What is required — Read through the listing, and wherever a line holds the word "duration", return it.

Data in this exercise —
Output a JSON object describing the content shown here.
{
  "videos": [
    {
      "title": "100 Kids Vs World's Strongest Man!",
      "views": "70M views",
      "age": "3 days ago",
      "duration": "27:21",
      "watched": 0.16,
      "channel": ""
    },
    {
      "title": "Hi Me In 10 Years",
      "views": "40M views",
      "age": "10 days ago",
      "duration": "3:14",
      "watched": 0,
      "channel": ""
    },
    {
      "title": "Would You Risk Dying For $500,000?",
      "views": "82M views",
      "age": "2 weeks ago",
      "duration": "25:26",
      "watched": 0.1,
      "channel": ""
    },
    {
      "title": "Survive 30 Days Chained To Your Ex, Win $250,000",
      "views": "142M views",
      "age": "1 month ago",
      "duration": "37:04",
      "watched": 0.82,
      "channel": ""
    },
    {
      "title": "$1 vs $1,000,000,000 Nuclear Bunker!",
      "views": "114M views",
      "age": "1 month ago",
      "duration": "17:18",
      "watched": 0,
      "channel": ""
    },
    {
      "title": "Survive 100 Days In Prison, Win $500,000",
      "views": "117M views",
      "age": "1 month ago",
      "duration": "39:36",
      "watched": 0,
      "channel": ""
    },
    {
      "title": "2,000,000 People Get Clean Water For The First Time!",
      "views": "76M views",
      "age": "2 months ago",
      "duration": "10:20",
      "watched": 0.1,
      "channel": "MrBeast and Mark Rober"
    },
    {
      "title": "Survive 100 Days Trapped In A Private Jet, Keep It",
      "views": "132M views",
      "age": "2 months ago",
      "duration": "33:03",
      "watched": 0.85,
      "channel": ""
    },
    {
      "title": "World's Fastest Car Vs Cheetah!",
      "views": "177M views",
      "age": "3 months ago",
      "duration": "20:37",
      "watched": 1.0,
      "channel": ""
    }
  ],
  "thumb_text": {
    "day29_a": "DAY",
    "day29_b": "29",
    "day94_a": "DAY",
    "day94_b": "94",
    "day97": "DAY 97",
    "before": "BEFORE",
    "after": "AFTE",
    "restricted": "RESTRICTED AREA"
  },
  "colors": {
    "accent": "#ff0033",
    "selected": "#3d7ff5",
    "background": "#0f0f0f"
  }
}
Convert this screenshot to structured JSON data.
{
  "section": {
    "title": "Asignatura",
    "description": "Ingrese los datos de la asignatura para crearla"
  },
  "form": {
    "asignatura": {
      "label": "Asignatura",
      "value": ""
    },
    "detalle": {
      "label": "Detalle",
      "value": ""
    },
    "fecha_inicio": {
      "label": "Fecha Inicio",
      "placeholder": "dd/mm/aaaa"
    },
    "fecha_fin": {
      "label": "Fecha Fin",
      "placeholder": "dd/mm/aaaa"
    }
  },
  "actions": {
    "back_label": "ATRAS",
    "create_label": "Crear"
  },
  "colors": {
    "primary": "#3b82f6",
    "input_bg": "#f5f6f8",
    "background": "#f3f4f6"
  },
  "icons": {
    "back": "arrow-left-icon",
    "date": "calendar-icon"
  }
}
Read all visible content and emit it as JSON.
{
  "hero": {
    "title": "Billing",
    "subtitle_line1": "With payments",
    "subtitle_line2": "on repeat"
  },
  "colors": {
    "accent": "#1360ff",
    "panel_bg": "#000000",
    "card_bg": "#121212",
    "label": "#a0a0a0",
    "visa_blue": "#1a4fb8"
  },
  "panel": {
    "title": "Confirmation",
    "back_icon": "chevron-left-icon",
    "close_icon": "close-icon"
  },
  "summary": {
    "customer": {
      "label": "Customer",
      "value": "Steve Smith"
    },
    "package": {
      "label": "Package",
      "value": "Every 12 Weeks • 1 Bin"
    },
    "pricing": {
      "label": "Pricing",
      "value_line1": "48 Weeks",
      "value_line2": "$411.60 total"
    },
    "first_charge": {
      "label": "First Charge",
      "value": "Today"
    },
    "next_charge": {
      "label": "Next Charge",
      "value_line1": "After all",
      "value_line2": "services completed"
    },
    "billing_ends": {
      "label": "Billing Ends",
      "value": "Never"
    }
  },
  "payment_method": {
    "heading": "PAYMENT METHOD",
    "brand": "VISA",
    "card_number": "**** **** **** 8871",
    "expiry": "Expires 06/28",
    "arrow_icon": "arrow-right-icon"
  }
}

Worked solution —
      "duration": "27:21",
      "duration": "3:14",
      "duration": "25:26",
      "duration": "37:04",
      "duration": "17:18",
      "duration": "39:36",
      "duration": "10:20",
      "duration": "33:03",
      "duration": "20:37",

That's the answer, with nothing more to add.